Problem description → Go through the records below line by line, counting those that contain the word "price"; answer with the count only.

Record extracts →
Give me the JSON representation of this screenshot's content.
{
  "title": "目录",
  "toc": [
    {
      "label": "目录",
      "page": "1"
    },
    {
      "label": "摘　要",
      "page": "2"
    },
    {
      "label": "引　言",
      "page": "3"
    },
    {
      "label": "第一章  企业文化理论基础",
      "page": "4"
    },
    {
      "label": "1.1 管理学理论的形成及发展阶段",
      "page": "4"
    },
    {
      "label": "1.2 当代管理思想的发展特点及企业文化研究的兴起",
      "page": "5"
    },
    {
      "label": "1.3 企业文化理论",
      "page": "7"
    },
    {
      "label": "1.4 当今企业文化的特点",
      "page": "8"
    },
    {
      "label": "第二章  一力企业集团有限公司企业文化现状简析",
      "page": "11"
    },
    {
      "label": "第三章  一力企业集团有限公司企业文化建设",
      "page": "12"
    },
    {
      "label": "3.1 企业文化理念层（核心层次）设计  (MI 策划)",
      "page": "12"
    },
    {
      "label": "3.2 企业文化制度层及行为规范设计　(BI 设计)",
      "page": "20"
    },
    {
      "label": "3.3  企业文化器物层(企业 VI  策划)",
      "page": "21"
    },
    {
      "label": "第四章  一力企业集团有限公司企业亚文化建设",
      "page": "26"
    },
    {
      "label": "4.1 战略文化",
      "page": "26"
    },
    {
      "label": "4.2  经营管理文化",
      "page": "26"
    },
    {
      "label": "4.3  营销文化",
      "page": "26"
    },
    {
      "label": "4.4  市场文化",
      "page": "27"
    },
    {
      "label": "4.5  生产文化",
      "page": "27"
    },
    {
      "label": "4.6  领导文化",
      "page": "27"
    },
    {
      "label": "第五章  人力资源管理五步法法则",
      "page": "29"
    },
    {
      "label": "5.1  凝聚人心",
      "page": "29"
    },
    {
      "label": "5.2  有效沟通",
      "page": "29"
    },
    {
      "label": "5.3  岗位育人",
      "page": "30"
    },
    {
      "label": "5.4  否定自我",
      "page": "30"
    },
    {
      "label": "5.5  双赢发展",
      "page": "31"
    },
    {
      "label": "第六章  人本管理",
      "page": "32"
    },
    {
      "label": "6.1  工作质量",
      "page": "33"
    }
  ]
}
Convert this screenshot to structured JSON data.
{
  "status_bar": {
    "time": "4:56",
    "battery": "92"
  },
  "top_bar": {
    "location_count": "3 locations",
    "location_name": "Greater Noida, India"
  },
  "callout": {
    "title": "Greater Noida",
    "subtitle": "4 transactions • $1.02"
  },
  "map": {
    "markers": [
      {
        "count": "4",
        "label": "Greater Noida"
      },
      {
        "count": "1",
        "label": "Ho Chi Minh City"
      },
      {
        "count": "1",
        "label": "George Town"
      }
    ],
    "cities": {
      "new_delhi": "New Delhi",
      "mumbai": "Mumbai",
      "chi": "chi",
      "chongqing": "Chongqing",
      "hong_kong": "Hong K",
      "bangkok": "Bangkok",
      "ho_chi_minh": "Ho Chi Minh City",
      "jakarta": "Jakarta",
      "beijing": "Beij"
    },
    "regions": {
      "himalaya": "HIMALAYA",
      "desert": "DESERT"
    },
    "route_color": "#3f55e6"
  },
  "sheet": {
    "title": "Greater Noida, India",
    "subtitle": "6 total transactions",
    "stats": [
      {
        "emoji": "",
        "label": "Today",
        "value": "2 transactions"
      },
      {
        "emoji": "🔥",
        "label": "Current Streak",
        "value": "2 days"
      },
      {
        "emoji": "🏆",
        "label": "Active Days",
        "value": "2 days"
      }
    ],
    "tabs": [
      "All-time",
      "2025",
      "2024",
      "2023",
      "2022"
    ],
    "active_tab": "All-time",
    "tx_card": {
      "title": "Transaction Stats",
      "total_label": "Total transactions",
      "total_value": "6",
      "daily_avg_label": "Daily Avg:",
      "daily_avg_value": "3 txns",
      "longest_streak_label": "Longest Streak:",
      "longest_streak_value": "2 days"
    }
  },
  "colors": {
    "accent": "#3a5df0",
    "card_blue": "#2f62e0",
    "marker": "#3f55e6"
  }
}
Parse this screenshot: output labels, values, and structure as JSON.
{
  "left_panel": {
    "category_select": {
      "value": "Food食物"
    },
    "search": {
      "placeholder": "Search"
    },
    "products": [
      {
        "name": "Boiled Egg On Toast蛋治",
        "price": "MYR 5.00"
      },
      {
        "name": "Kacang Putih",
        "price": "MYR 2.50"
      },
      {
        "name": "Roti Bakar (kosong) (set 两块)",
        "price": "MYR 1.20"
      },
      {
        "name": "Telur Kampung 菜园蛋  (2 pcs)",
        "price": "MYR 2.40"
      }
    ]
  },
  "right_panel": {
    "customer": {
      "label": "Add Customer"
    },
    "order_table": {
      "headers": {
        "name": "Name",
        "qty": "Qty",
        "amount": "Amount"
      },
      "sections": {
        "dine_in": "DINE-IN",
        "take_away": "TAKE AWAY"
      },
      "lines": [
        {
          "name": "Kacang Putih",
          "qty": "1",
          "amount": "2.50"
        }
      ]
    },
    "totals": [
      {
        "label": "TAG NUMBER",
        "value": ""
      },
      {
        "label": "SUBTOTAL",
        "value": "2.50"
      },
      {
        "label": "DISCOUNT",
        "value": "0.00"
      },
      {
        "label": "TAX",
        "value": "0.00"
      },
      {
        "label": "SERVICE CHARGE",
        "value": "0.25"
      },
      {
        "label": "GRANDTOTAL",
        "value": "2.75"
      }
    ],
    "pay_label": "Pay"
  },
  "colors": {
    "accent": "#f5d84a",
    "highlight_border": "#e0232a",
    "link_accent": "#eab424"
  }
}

Your response → 4